It will be a program similar to the summer lunch program, where sack lunches or boxed lunches are given to schoolchildren, said Edwin Birch, spokesman for the Kansas City, Kansas, Public Schools. The school buildings will be closed for the rest of the semester, according to a state emergency order in response to COVID-19.

There will be four locations to pick up the meals, and parents must have their schoolchildren with them, Birch said. There is no charge. The pickup times are 11 a.m. to 2 p.m. Monday through Friday.

The school district’s kitchen will make the lunches, and the program is funded through the USDA, the same way as the summer lunch program. It will be curbside pickup in order to promote personal health and social distancing.

The four locations include Arrowhead Middle School, 1715 N. 82nd St., Wyandotte High School, 2501 Minnesota Ave.; Schlagle High School, 2214 N. 59th St., and Harmon High School, 2400 Steele Road.

According to school district information, families without transportation will still be able to use the meal distribution program, but will be required to stand six feet apart. KCKPS police officers and staff will be present and will provide instructions.


Birch said the KCKPS Board of Education met this morning, discussed and authorized the meal program.

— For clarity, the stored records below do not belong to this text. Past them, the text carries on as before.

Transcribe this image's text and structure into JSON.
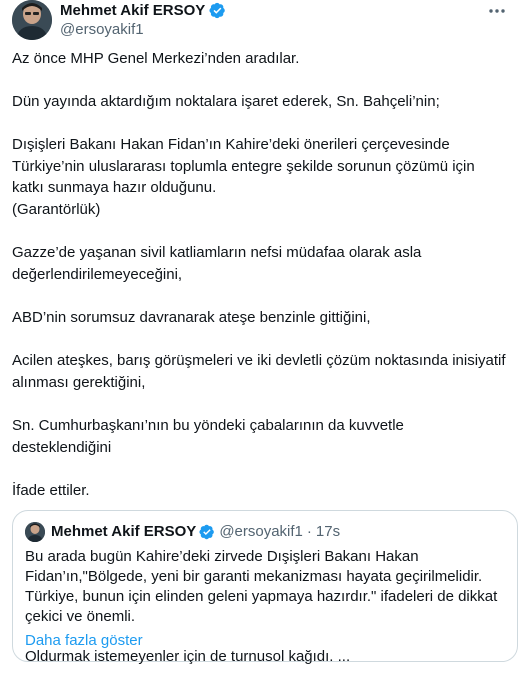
{
  "author": {
    "name": "Mehmet Akif ERSOY",
    "handle": "@ersoyakif1",
    "verified_color": "#1d9bf0"
  },
  "tweet": {
    "paragraphs": [
      "Az önce MHP Genel Merkezi’nden aradılar.",
      "Dün yayında aktardığım noktalara işaret ederek, Sn. Bahçeli’nin;",
      "Dışişleri Bakanı Hakan Fidan’ın Kahire’deki önerileri çerçevesinde Türkiye’nin uluslararası toplumla entegre şekilde sorunun çözümü için katkı sunmaya hazır olduğunu.\n(Garantörlük)",
      "Gazze’de yaşanan sivil katliamların nefsi müdafaa olarak asla değerlendirilemeyeceğini,",
      "ABD’nin sorumsuz davranarak ateşe benzinle gittiğini,",
      "Acilen ateşkes, barış görüşmeleri ve iki devletli çözüm noktasında inisiyatif alınması gerektiğini,",
      "Sn. Cumhurbaşkanı’nın bu yöndeki çabalarının da kuvvetle desteklendiğini",
      "İfade ettiler."
    ]
  },
  "quote": {
    "name": "Mehmet Akif ERSOY",
    "handle": "@ersoyakif1",
    "separator": "·",
    "time": "17s",
    "text": "Bu arada bugün Kahire’deki zirvede Dışişleri Bakanı Hakan Fidan’ın,\"Bölgede, yeni bir garanti mekanizması hayata geçirilmelidir. Türkiye, bunun için elinden geleni yapmaya hazırdır.\" ifadeleri de dikkat çekici ve önemli.\n\nOldurmak istemeyenler için de turnusol kağıdı. ...",
    "show_more": "Daha fazla göster"
  },
  "icons": {
    "verified": "verified-badge-icon",
    "more": "more-horizontal-icon"
  }
}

“We’re still in conversation about the continuous learning plan and what that will look like,” he said.

While students are at home during COVID-19, an educational program will continue at home. There is some discussion about online learning and sessions of small groups of under 10.


“Nothing has been decided yet,” Birch said. He added it was likely that there will be a plan presented in the next 24 to 48 hours.

He said the KCK school district wants parents and students to know that the district will continue the learning process as much as possible.

“These are difficult and trying times for everybody,” he said. “Everybody is affected by this. People are very resilient; we’ll get through this together.

He also said he liked how all the agencies are working closely together, including the schools, BPU, UG, local state representatives, Wyandotte County delegation, governor and Kansas state board of education.


The district is currently on spring break. With orders to keep groups under 10, some school district personnel are working from home, he added.